• PROBLEM TO SOLVE: Your task is to count the lines of the entries below that include the word "image" and to give only the resulting number.

Data items
= Beginning of Section =

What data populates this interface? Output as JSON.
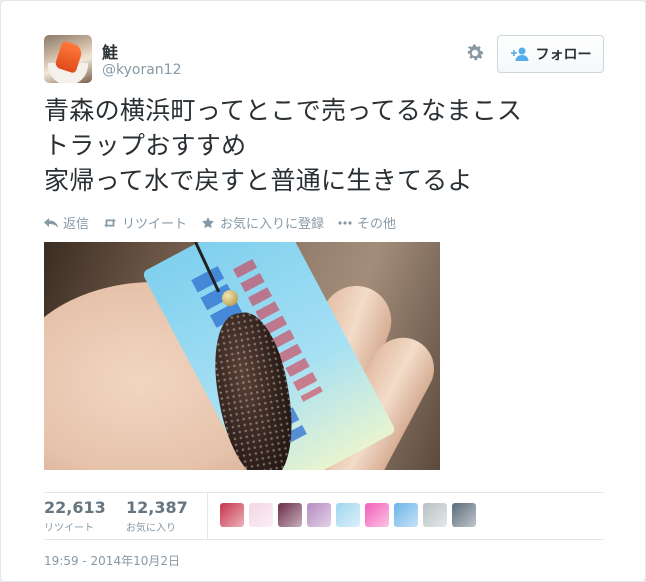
{
  "user": {
    "display_name": "鮭",
    "screen_name": "@kyoran12"
  },
  "header": {
    "follow_label": "フォロー"
  },
  "tweet": {
    "lines": [
      "青森の横浜町ってとこで売ってるなまこス",
      "トラップおすすめ",
      "家帰って水で戻すと普通に生きてるよ"
    ]
  },
  "actions": {
    "reply": "返信",
    "retweet": "リツイート",
    "favorite": "お気に入りに登録",
    "more": "その他"
  },
  "stats": {
    "retweets": {
      "count": "22,613",
      "label": "リツイート"
    },
    "favorites": {
      "count": "12,387",
      "label": "お気に入り"
    }
  },
  "timestamp": "19:59 - 2014年10月2日",
  "colors": {
    "text": "#292f33",
    "muted": "#8899a6",
    "border": "#e1e8ed",
    "follow_icon": "#55acee"
  },
  "avatars": [
    "#c8334a",
    "#f3d6e4",
    "#6b2b4a",
    "#b48ac2",
    "#9fd6f0",
    "#f25fb8",
    "#6ab4e8",
    "#b7c2c4",
    "#5a6b7a"
  ]
}
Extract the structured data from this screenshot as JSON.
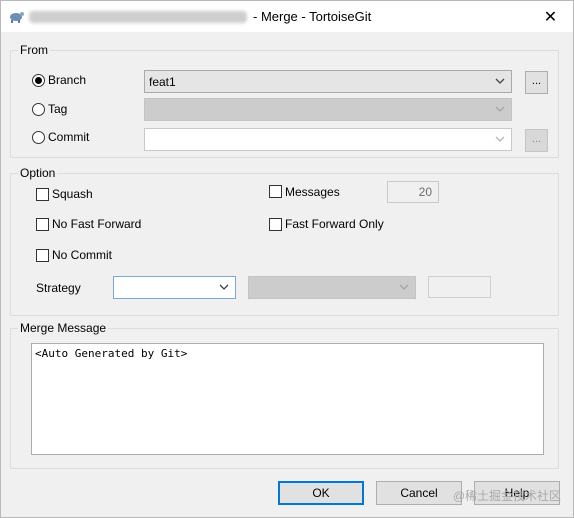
{
  "window": {
    "title": "- Merge - TortoiseGit",
    "close_glyph": "✕",
    "app_icon": "tortoisegit-icon"
  },
  "from": {
    "label": "From",
    "branch": {
      "label": "Branch",
      "selected": true,
      "value": "feat1",
      "browse": "..."
    },
    "tag": {
      "label": "Tag",
      "selected": false,
      "value": ""
    },
    "commit": {
      "label": "Commit",
      "selected": false,
      "value": "",
      "browse": "..."
    }
  },
  "option": {
    "label": "Option",
    "squash": {
      "label": "Squash",
      "checked": false
    },
    "no_fast_forward": {
      "label": "No Fast Forward",
      "checked": false
    },
    "no_commit": {
      "label": "No Commit",
      "checked": false
    },
    "messages": {
      "label": "Messages",
      "checked": false,
      "count": "20"
    },
    "fast_forward_only": {
      "label": "Fast Forward Only",
      "checked": false
    },
    "strategy": {
      "label": "Strategy",
      "value": "",
      "option_value": "",
      "param": ""
    }
  },
  "merge_message": {
    "label": "Merge Message",
    "text": "<Auto Generated by Git>"
  },
  "buttons": {
    "ok": "OK",
    "cancel": "Cancel",
    "help": "Help"
  },
  "watermark": "@稀土掘金技术社区",
  "colors": {
    "accent": "#0078d7",
    "dialog_bg": "#f0f0f0"
  }
}
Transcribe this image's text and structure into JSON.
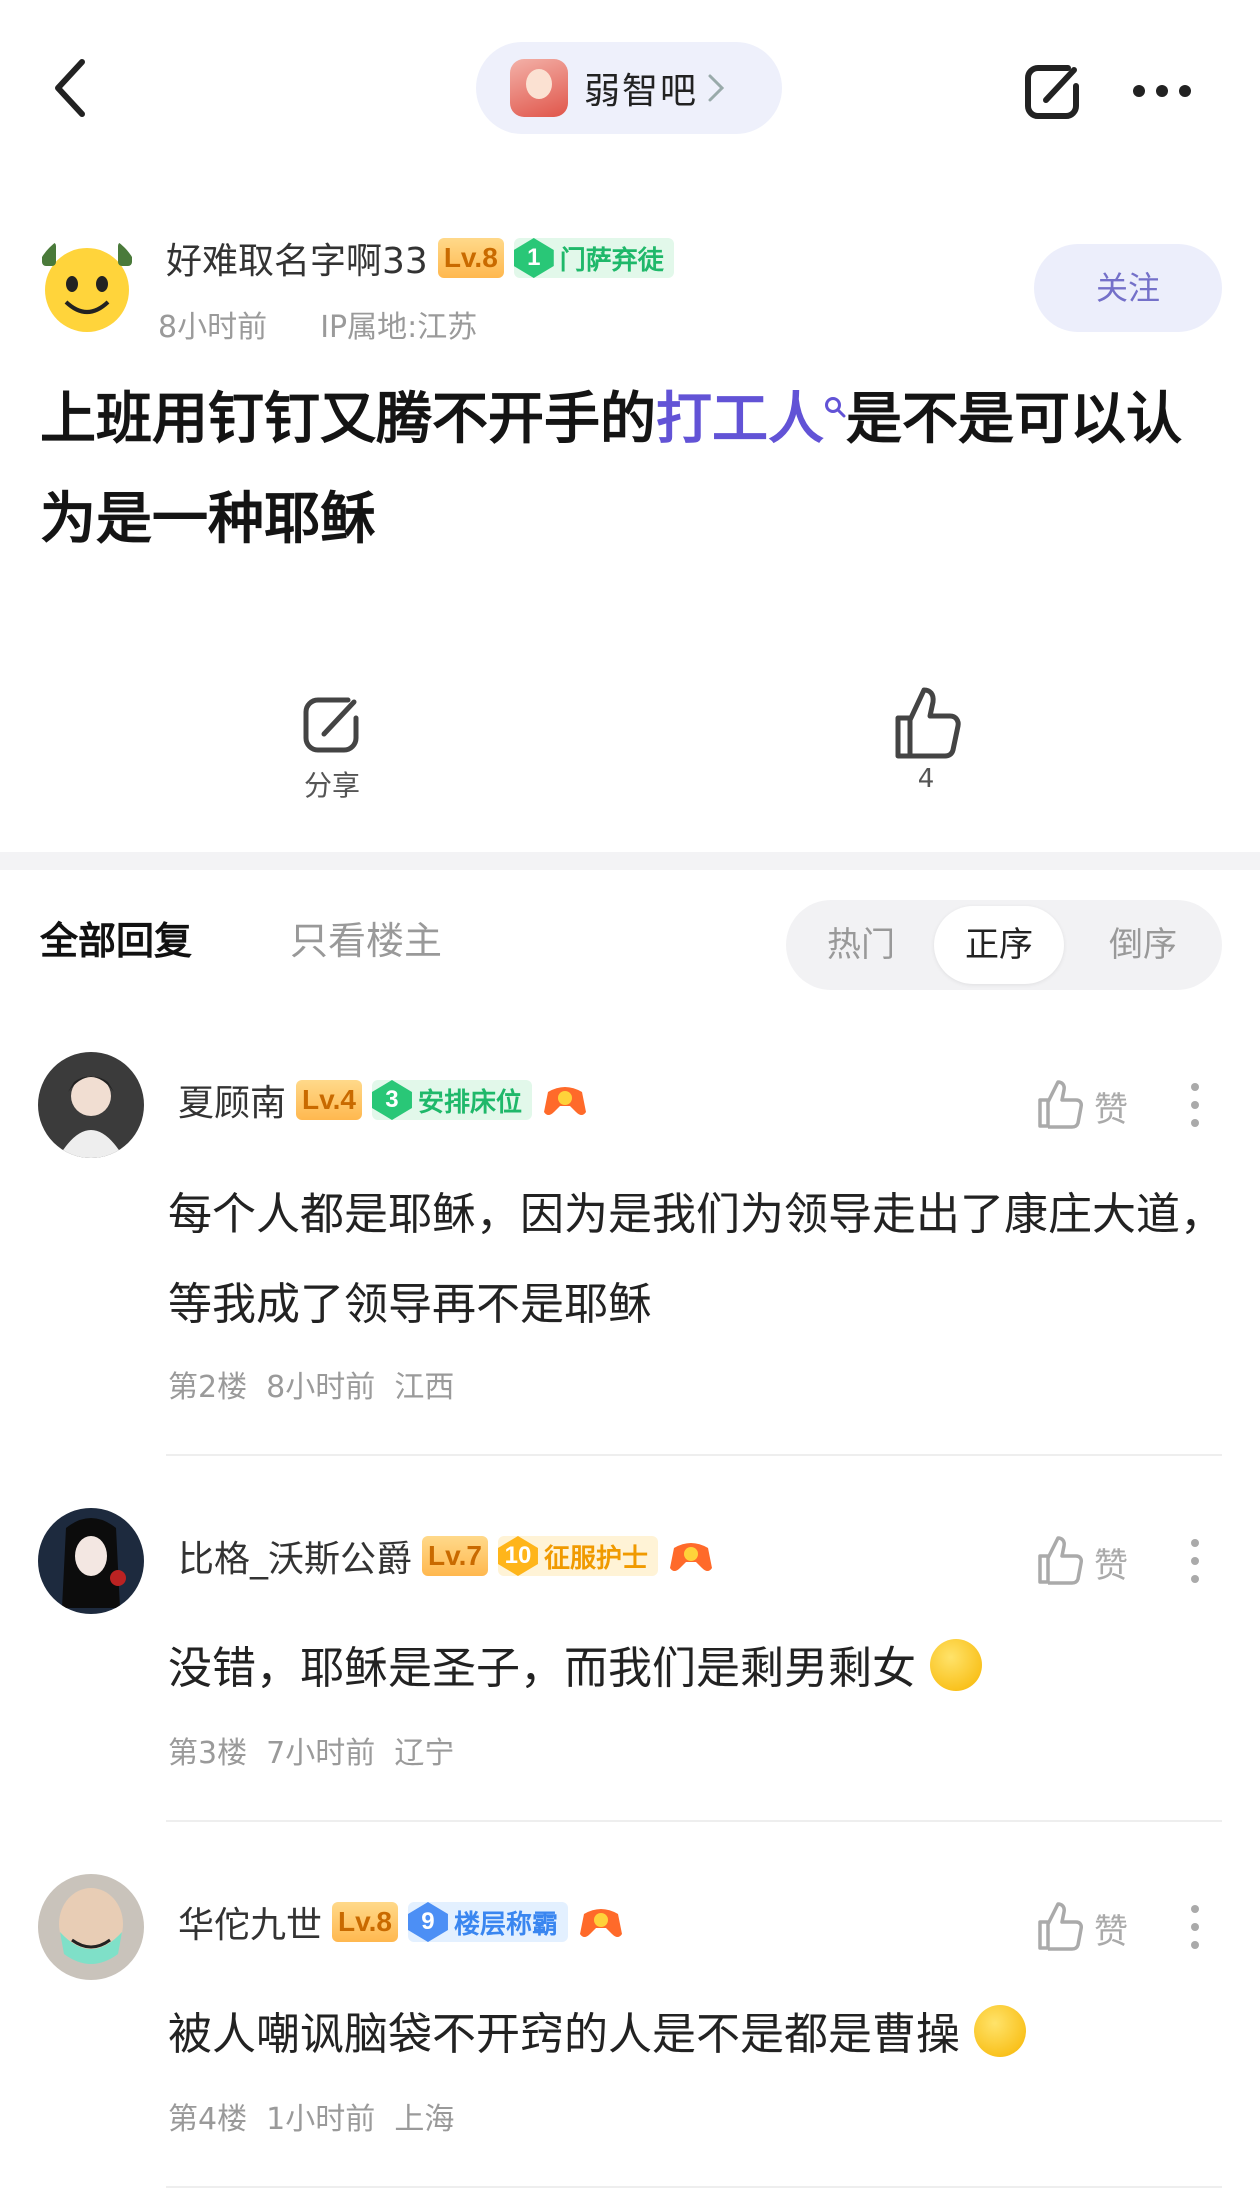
{
  "topbar": {
    "forum_name": "弱智吧"
  },
  "post": {
    "author": "好难取名字啊33",
    "level": "Lv.8",
    "badge_num": "1",
    "badge_text": "门萨弃徒",
    "time": "8小时前",
    "ip": "IP属地:江苏",
    "follow_label": "关注",
    "title_pre": "上班用钉钉又腾不开手的",
    "title_link": "打工人",
    "title_post": "是不是可以认为是一种耶稣",
    "share_label": "分享",
    "like_count": "4"
  },
  "tabs": {
    "all": "全部回复",
    "op_only": "只看楼主",
    "sort": [
      "热门",
      "正序",
      "倒序"
    ],
    "active_sort": "正序"
  },
  "comments": [
    {
      "name": "夏顾南",
      "level": "Lv.4",
      "badge_num": "3",
      "badge_text": "安排床位",
      "badge_color": "green",
      "body": "每个人都是耶稣，因为是我们为领导走出了康庄大道，等我成了领导再不是耶稣",
      "floor": "第2楼",
      "time": "8小时前",
      "location": "江西",
      "like_label": "赞"
    },
    {
      "name": "比格_沃斯公爵",
      "level": "Lv.7",
      "badge_num": "10",
      "badge_text": "征服护士",
      "badge_color": "yellow",
      "body": "没错，耶稣是圣子，而我们是剩男剩女",
      "floor": "第3楼",
      "time": "7小时前",
      "location": "辽宁",
      "like_label": "赞"
    },
    {
      "name": "华佗九世",
      "level": "Lv.8",
      "badge_num": "9",
      "badge_text": "楼层称霸",
      "badge_color": "blue",
      "body": "被人嘲讽脑袋不开窍的人是不是都是曹操",
      "floor": "第4楼",
      "time": "1小时前",
      "location": "上海",
      "like_label": "赞"
    }
  ],
  "colors": {
    "accent": "#6253d6",
    "follow_bg": "#eceefb",
    "pill_bg": "#eef0fb"
  }
}
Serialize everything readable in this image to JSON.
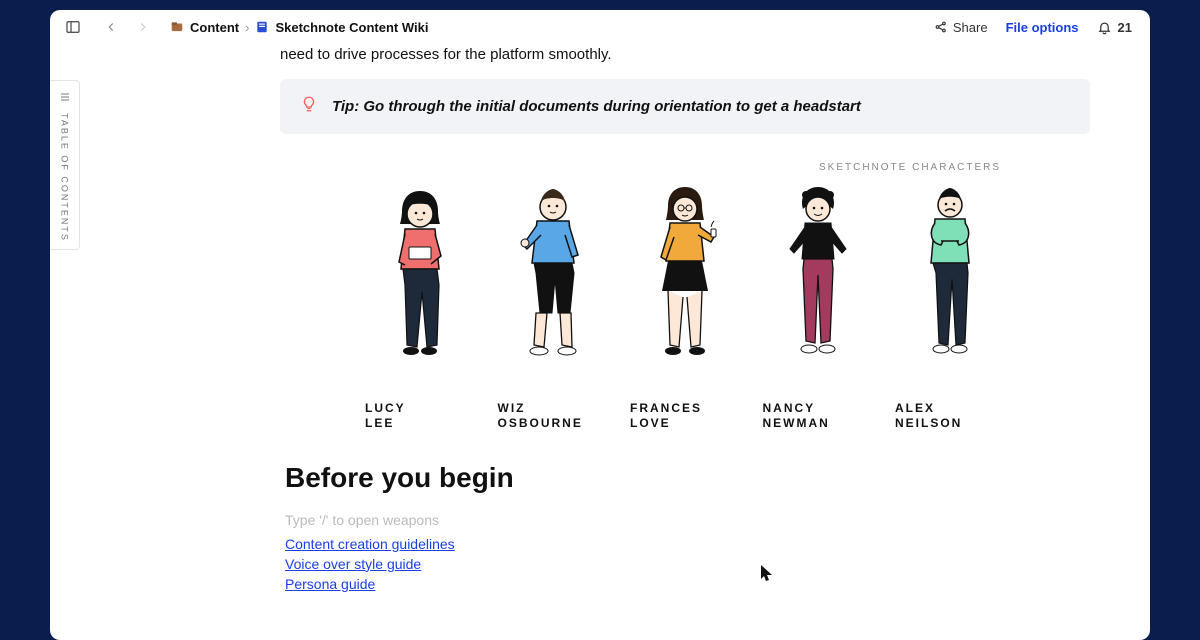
{
  "breadcrumb": {
    "root": "Content",
    "page": "Sketchnote Content Wiki"
  },
  "topbar": {
    "share": "Share",
    "file_options": "File options",
    "notif_count": "21"
  },
  "toc": {
    "label": "TABLE OF CONTENTS"
  },
  "intro": {
    "visible_tail": "need to drive processes for the platform smoothly."
  },
  "tip": {
    "text": "Tip: Go through the initial documents during orientation to get a headstart"
  },
  "characters": {
    "caption": "SKETCHNOTE CHARACTERS",
    "list": [
      {
        "first": "LUCY",
        "last": "LEE"
      },
      {
        "first": "WIZ",
        "last": "OSBOURNE"
      },
      {
        "first": "FRANCES",
        "last": "LOVE"
      },
      {
        "first": "NANCY",
        "last": "NEWMAN"
      },
      {
        "first": "ALEX",
        "last": "NEILSON"
      }
    ]
  },
  "section": {
    "title": "Before you begin",
    "slash_hint": "Type '/' to open weapons",
    "links": [
      "Content creation guidelines",
      "Voice over style guide",
      "Persona guide"
    ]
  }
}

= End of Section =

• TASK SOLUTION: 2